19th century Kildare towns
In 1845 it was estimated that the population of the country
was over eight and a half million; a decade later it was
reduced to six and a half million as a result of the Great
If the disaster of those years was less felt in the eastern
side of the country it is interesting nevertheless to note
the population changes, and the status the main towns, of
that period in this county.
Naas and Athy were the two principal towns, both having
court houses, jails and market houses. The jail at Naas,
built in 1833 at a cost of £14,000, was a substantial
and well built edifice of hewn limestone, on the radiating
principle, consisting of four detached ranges of building,
one of which contained rooms for debtors, and a hospital.
The other three wings had sixty cells and seven day rooms,
ten airing-yards, and a neat chapel.
It was further described as being well adapted for
classification; the entrance is between two semicircular
The Naas court house was a neat building consisting
of a centre and two wings faced with granite, and having
a receding portico of four columns, supporting a cornice
The population of Naas in 1837 was 3808, and by 1920 it
was very similar, at 3860 which included a staff of twelve
and 300 inmates in the workhouse.
The entry in a Directory of 1910 which claimed that in Athy
from 1810 to 1890 Whites Castle was used as
a gaol, is clearly wrong.
In 1824 the jail in the castle was described as the
worst of its kind in Ireland, and it was replaced
by a new jail in 1830.
It had cost $6,000, of which £2,000 was given by the
Duke of Leinster, who had also donated the site. The country
paid the balance of the cost.
It was a well arranged building on the radiating principle,
the governors house being in the centre, and comprises
six airing yards, six day rooms, two work rooms, and thirty
two sleeping and two solitary cells, with a matrons
room, two hospitals and a chapel.
Athy had two chapels, one in St. Michaels and the
other in Tankardstown.
The former was a handsome spacious edifice built in
1796 on Land given by the duke Leinster, and with a donation
by Maurice Keating of Narraghmore. The Duke had also built
a house for the parish priest in 1826.
The town had a population of 4,494 in 1837, and of 3,600
Maynooth had also traditionally benefited from the benevolence
of the Duke of Leinster, whose main seat was approached
through an entrance at the end of the town.
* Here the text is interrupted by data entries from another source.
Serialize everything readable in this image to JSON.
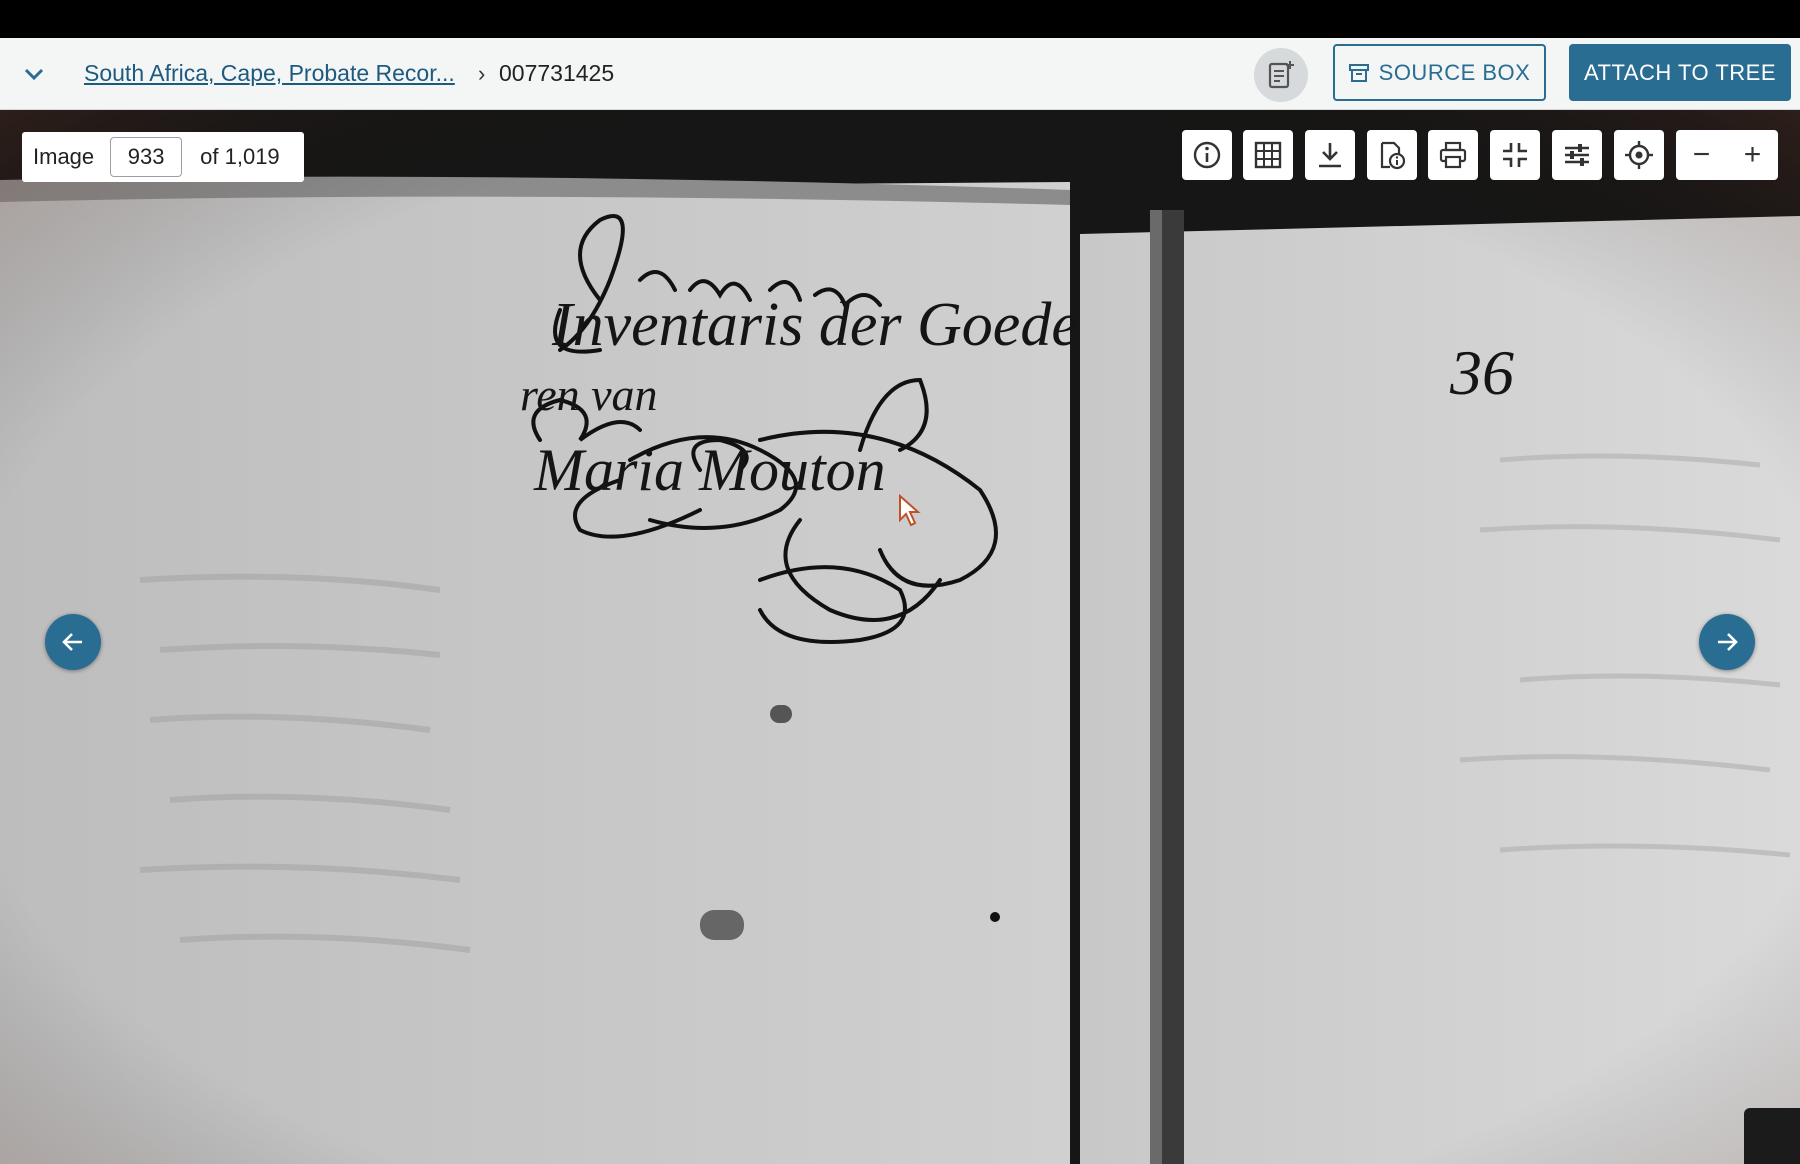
{
  "breadcrumb": {
    "collection": "South Africa, Cape, Probate Recor...",
    "separator": "›",
    "film_number": "007731425"
  },
  "header": {
    "source_box_label": "SOURCE BOX",
    "attach_label": "ATTACH TO TREE"
  },
  "viewer": {
    "image_label": "Image",
    "current_image": "933",
    "total_label": "of 1,019"
  },
  "toolbar": {
    "tools": [
      "info-icon",
      "grid-icon",
      "download-icon",
      "record-info-icon",
      "print-icon",
      "fit-screen-icon",
      "adjust-icon",
      "locate-icon"
    ],
    "zoom_out": "−",
    "zoom_in": "+"
  },
  "document_text": {
    "line1": "Inventaris der Goede",
    "line2": "ren van",
    "line3": "Maria Mouton",
    "page_number": "36"
  },
  "colors": {
    "accent": "#2a6d93",
    "link": "#1d5a80",
    "header_bg": "#f4f5f5"
  }
}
He had encouraged
the establishment of a seminary for students studying for
the priesthood in Stoyte House, at the other end of the
town, in 1795.
At that time the parish chapel was described as very
plain, but a new chapel on a larger scale has commenced,
which when completed will be a handsome structure.
The Christmas and Midsummer quarter sessions for the eastern
division of the county were held in the neat court
house at Maynooth. In 1837 the population was recorded
at 2053, but by 1920 it was just 900, a remarkable decline.
The chapel at Leixlip in 1837 was a small edifice,
situated on the banks of the Rye Water, and is about to
be replaced by a handsome structure of larger dimensions.
Then the population was 1159, but it also dropped substantially
to 650 by 1920, possibly due to the closure of a distillery
At Celbridge there were 2421 inhabitants in 1837, of which
about 600 were employed in the woollen manufacture
buildings which had been established in 1805. There
was a chapel, and a fever hospital with six wards and a
dispensary, in 1813. by 1920 the population of Celbridge
had fallen to 850, mainly due to the closure of a paper
Newbridge, with a population of 577, was described in 1837
as being of very recent origin, and appears to have
arisen since the creation of extensive barracks for cavalry
in 1816. There is an RC chapel and a friary.
By 1920 the town had developed into an important commercial
centre accommodating not only the large floating military
population there, but also serving as the main social and
shopping catering for the army personnel and families from
the Curragh Camp which, since its establishment in 1858,
had transformed the character of not only Newbridge, but
also the other towns within reach, from dull provincial
places into vibrant multi-cultural recreational centres
for the gentlemen and their ladies, and the other ranks
of the British army.
Courtesy of the Leinster Leader